TODAY: Russia positions itself at centre of Syria peace plan; next stop Afghanistan? Ksenia Sobchak under investigation for Crimea comments; Google’s plans to reduce prominence of Russian media outlets is censorship, says Kremlin; Central Bank offers Herring Under Fur Coat index; Putin’s prominence in OPEC.
As Russia announces its plans to initiate a considerable drawdown of its forces in Syria by the year’s end, this op-ed ponders how Putin’s flurry of diplomatic meetings on reaching peace in Syria intends to show ‘audiences at home Putin’s grandeur as a pre-eminent international statesman’. Not everyone is convinced, however: Juergen Hardt, a top member of German Chancellor Angela Merkel’s conservatives has slammed Putin’s plans to host a new Syrian peace process with the backing of Iran and Turkey, as ‘the height of cynicism’. Moscow has asserted that the UN’s investigation into responsibility for the use of chemical weapons in Syria ‘is dead’, but Russia is willing to consider efforts by Western powers to find ‘a new mechanism’ for investigating atrocities. First Syria, now Afghanistan? A senior Afghan official is apparently soliciting Russia’s help in establishing peace negotiations with the Taliban, whilst questions remain over US accusations that Russia has supplied the latter with weapons. Afghanistan claims it has no evidence to support those allegations. The Independent notes that Moscow has remained cagey about an apparent coup in Luhansk, the separatist region of eastern Ukraine, this week.

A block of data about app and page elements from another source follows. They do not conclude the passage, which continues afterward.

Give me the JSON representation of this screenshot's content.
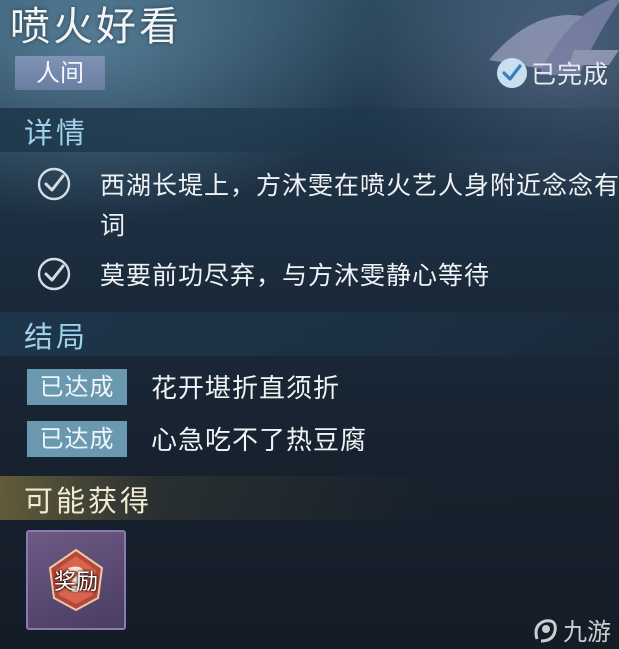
{
  "quest": {
    "title": "喷火好看",
    "realm_tag": "人间",
    "status": "已完成"
  },
  "details": {
    "heading": "详情",
    "conditions": [
      {
        "text": "西湖长堤上，方沐雯在喷火艺人身附近念念有词",
        "completed": true
      },
      {
        "text": "莫要前功尽弃，与方沐雯静心等待",
        "completed": true
      }
    ]
  },
  "endings": {
    "heading": "结局",
    "items": [
      {
        "tag": "已达成",
        "text": "花开堪折直须折"
      },
      {
        "tag": "已达成",
        "text": "心急吃不了热豆腐"
      }
    ]
  },
  "rewards": {
    "heading": "可能获得",
    "items": [
      {
        "label": "奖励",
        "icon": "question-mark-emblem-icon"
      }
    ]
  },
  "watermark": {
    "text": "九游",
    "icon": "nine-game-logo-icon"
  },
  "colors": {
    "section_heading": "#9fd1ea",
    "ending_tag": "#6a98ae",
    "realm_tag": "#7f93b6",
    "reward_frame": "#6d5a86"
  }
}
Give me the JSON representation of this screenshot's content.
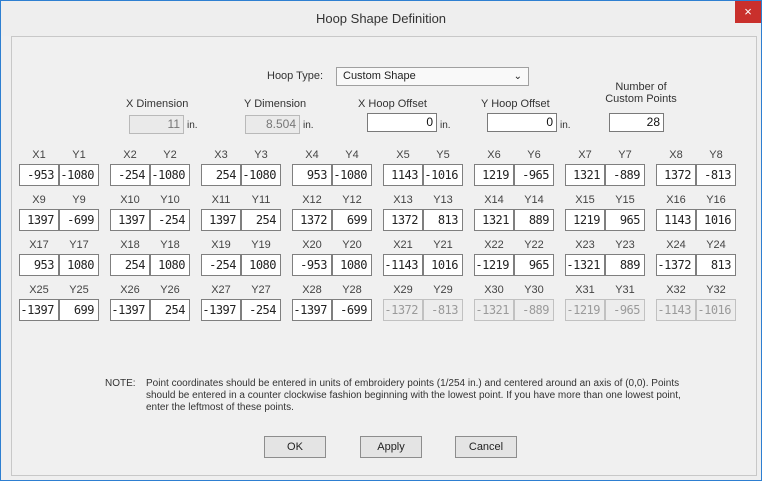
{
  "window": {
    "title": "Hoop Shape Definition",
    "close_glyph": "×"
  },
  "hoop_type": {
    "label": "Hoop Type:",
    "value": "Custom Shape",
    "options": [
      "Custom Shape"
    ]
  },
  "x_dimension": {
    "label": "X Dimension",
    "value": "11",
    "unit": "in."
  },
  "y_dimension": {
    "label": "Y Dimension",
    "value": "8.504",
    "unit": "in."
  },
  "x_offset": {
    "label": "X Hoop Offset",
    "value": "0",
    "unit": "in."
  },
  "y_offset": {
    "label": "Y Hoop Offset",
    "value": "0",
    "unit": "in."
  },
  "custom_points": {
    "label_line1": "Number of",
    "label_line2": "Custom Points",
    "value": "28"
  },
  "points": [
    {
      "x": "-953",
      "y": "-1080",
      "enabled": true
    },
    {
      "x": "-254",
      "y": "-1080",
      "enabled": true
    },
    {
      "x": "254",
      "y": "-1080",
      "enabled": true
    },
    {
      "x": "953",
      "y": "-1080",
      "enabled": true
    },
    {
      "x": "1143",
      "y": "-1016",
      "enabled": true
    },
    {
      "x": "1219",
      "y": "-965",
      "enabled": true
    },
    {
      "x": "1321",
      "y": "-889",
      "enabled": true
    },
    {
      "x": "1372",
      "y": "-813",
      "enabled": true
    },
    {
      "x": "1397",
      "y": "-699",
      "enabled": true
    },
    {
      "x": "1397",
      "y": "-254",
      "enabled": true
    },
    {
      "x": "1397",
      "y": "254",
      "enabled": true
    },
    {
      "x": "1372",
      "y": "699",
      "enabled": true
    },
    {
      "x": "1372",
      "y": "813",
      "enabled": true
    },
    {
      "x": "1321",
      "y": "889",
      "enabled": true
    },
    {
      "x": "1219",
      "y": "965",
      "enabled": true
    },
    {
      "x": "1143",
      "y": "1016",
      "enabled": true
    },
    {
      "x": "953",
      "y": "1080",
      "enabled": true
    },
    {
      "x": "254",
      "y": "1080",
      "enabled": true
    },
    {
      "x": "-254",
      "y": "1080",
      "enabled": true
    },
    {
      "x": "-953",
      "y": "1080",
      "enabled": true
    },
    {
      "x": "-1143",
      "y": "1016",
      "enabled": true
    },
    {
      "x": "-1219",
      "y": "965",
      "enabled": true
    },
    {
      "x": "-1321",
      "y": "889",
      "enabled": true
    },
    {
      "x": "-1372",
      "y": "813",
      "enabled": true
    },
    {
      "x": "-1397",
      "y": "699",
      "enabled": true
    },
    {
      "x": "-1397",
      "y": "254",
      "enabled": true
    },
    {
      "x": "-1397",
      "y": "-254",
      "enabled": true
    },
    {
      "x": "-1397",
      "y": "-699",
      "enabled": true
    },
    {
      "x": "-1372",
      "y": "-813",
      "enabled": false
    },
    {
      "x": "-1321",
      "y": "-889",
      "enabled": false
    },
    {
      "x": "-1219",
      "y": "-965",
      "enabled": false
    },
    {
      "x": "-1143",
      "y": "-1016",
      "enabled": false
    }
  ],
  "note": {
    "prefix": "NOTE:",
    "text": "Point coordinates should be entered in units of embroidery points (1/254 in.) and centered around an axis of (0,0). Points should be entered in a counter clockwise fashion beginning with the lowest point. If you have more than one lowest point, enter the leftmost of these points."
  },
  "buttons": {
    "ok": "OK",
    "apply": "Apply",
    "cancel": "Cancel"
  },
  "icons": {
    "dropdown": "chevron-down-icon",
    "close": "close-icon"
  }
}
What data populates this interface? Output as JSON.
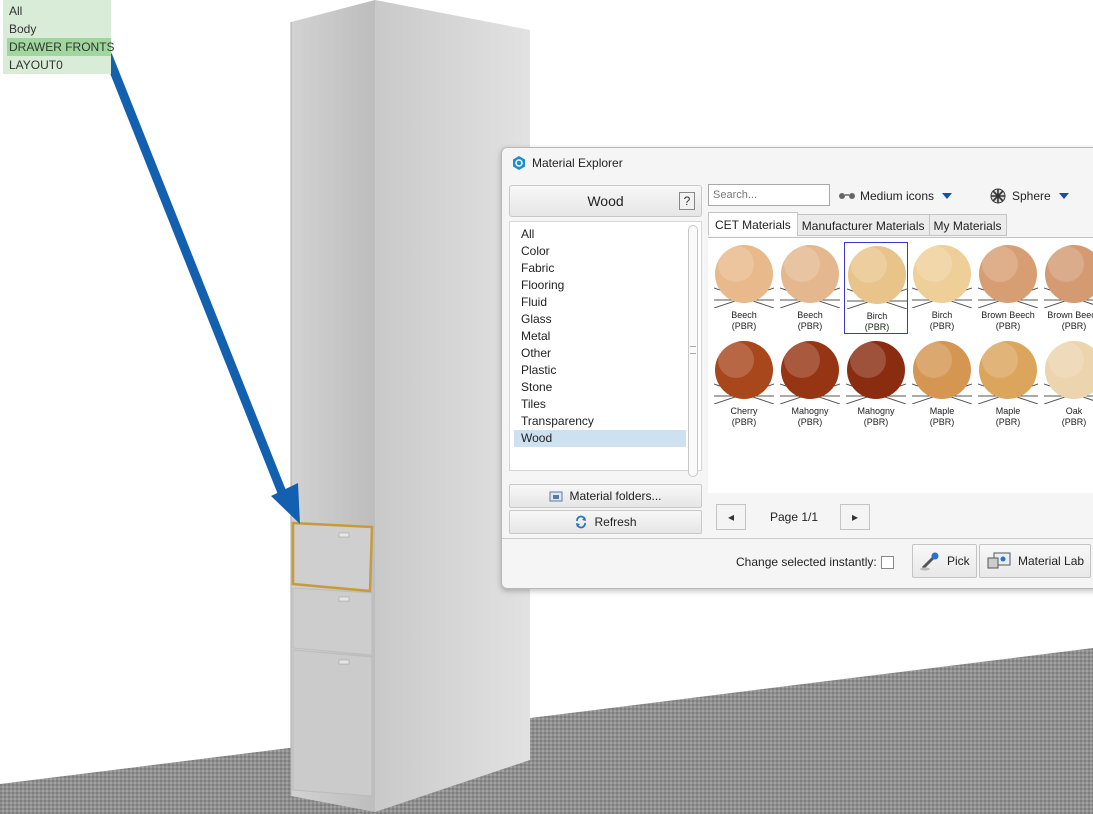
{
  "layers": [
    {
      "label": "All",
      "selected": false
    },
    {
      "label": "Body",
      "selected": false
    },
    {
      "label": "DRAWER FRONTS",
      "selected": true
    },
    {
      "label": "LAYOUT0",
      "selected": false
    }
  ],
  "dialog": {
    "title": "Material Explorer",
    "category_title": "Wood",
    "help_label": "?",
    "categories": [
      {
        "label": "All",
        "selected": false
      },
      {
        "label": "Color",
        "selected": false
      },
      {
        "label": "Fabric",
        "selected": false
      },
      {
        "label": "Flooring",
        "selected": false
      },
      {
        "label": "Fluid",
        "selected": false
      },
      {
        "label": "Glass",
        "selected": false
      },
      {
        "label": "Metal",
        "selected": false
      },
      {
        "label": "Other",
        "selected": false
      },
      {
        "label": "Plastic",
        "selected": false
      },
      {
        "label": "Stone",
        "selected": false
      },
      {
        "label": "Tiles",
        "selected": false
      },
      {
        "label": "Transparency",
        "selected": false
      },
      {
        "label": "Wood",
        "selected": true
      }
    ],
    "material_folders_label": "Material folders...",
    "refresh_label": "Refresh",
    "search_placeholder": "Search...",
    "view_dropdown": "Medium icons",
    "shape_dropdown": "Sphere",
    "tabs": [
      {
        "label": "CET Materials",
        "active": true
      },
      {
        "label": "Manufacturer Materials",
        "active": false
      },
      {
        "label": "My Materials",
        "active": false
      }
    ],
    "materials": [
      {
        "name": "Beech",
        "sub": "(PBR)",
        "color": "#e8b98a",
        "selected": false
      },
      {
        "name": "Beech",
        "sub": "(PBR)",
        "color": "#e4b78e",
        "selected": false
      },
      {
        "name": "Birch",
        "sub": "(PBR)",
        "color": "#e8c48a",
        "selected": true
      },
      {
        "name": "Birch",
        "sub": "(PBR)",
        "color": "#efcf98",
        "selected": false
      },
      {
        "name": "Brown Beech",
        "sub": "(PBR)",
        "color": "#d89e73",
        "selected": false
      },
      {
        "name": "Brown Beech",
        "sub": "(PBR)",
        "color": "#d49a72",
        "selected": false
      },
      {
        "name": "Cherry",
        "sub": "(PBR)",
        "color": "#a8461c",
        "selected": false
      },
      {
        "name": "Mahogny",
        "sub": "(PBR)",
        "color": "#953514",
        "selected": false
      },
      {
        "name": "Mahogny",
        "sub": "(PBR)",
        "color": "#8a2c10",
        "selected": false
      },
      {
        "name": "Maple",
        "sub": "(PBR)",
        "color": "#d49650",
        "selected": false
      },
      {
        "name": "Maple",
        "sub": "(PBR)",
        "color": "#dba55c",
        "selected": false
      },
      {
        "name": "Oak",
        "sub": "(PBR)",
        "color": "#ecd4ae",
        "selected": false
      }
    ],
    "page_label": "Page 1/1",
    "prev_label": "◂",
    "next_label": "▸",
    "instant_label": "Change selected instantly:",
    "pick_label": "Pick",
    "lab_label": "Material Lab"
  }
}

Celebrity and presidential hopeful Ksenia Sobchak is facing investigation for suggesting that Russia’s annexation of Crimea is illegal at a press conference and in an interview for CNN. Dimitri Skorobutov, who was an editor on the Vesti daily news program, has told Newsweek about how the Kremlin dictated the terms by which the US presidential elections were to be reported. If Google goes ahead with plans to place articles from Russian news outlets Sputnik and Russia Today lower in search results, this would be tantamount to censorship, the Foreign Ministry has argued. Anti-monopoly regulator FAS has reportedly agreed to accept a deal that would merge the Russian ride-sharing businesses of Yandex and Uber (with certain conditions).
Central Bank governor Elvira Nabiullina is assuring Russians that they will enjoy lower prices during the festive season with a set of special holiday-staple price indexes which demonstrate that inflation is in fact coming down. Tycoons Roman Abramovich, Aleksandr Abramov and Aleksandr Frolov have all apparently been enticed into the world of Bitcoin investment. Bloomberg suggests that Saudi Arabia may no longer wield the most influence in OPEC – that honour goes to Vladimir Putin.
PHOTO: Students in the Russian Arctic are enduring freezing weather to attend school, as temperatures hover just 2 degrees above the threshold to cancel class. (Vkontakte)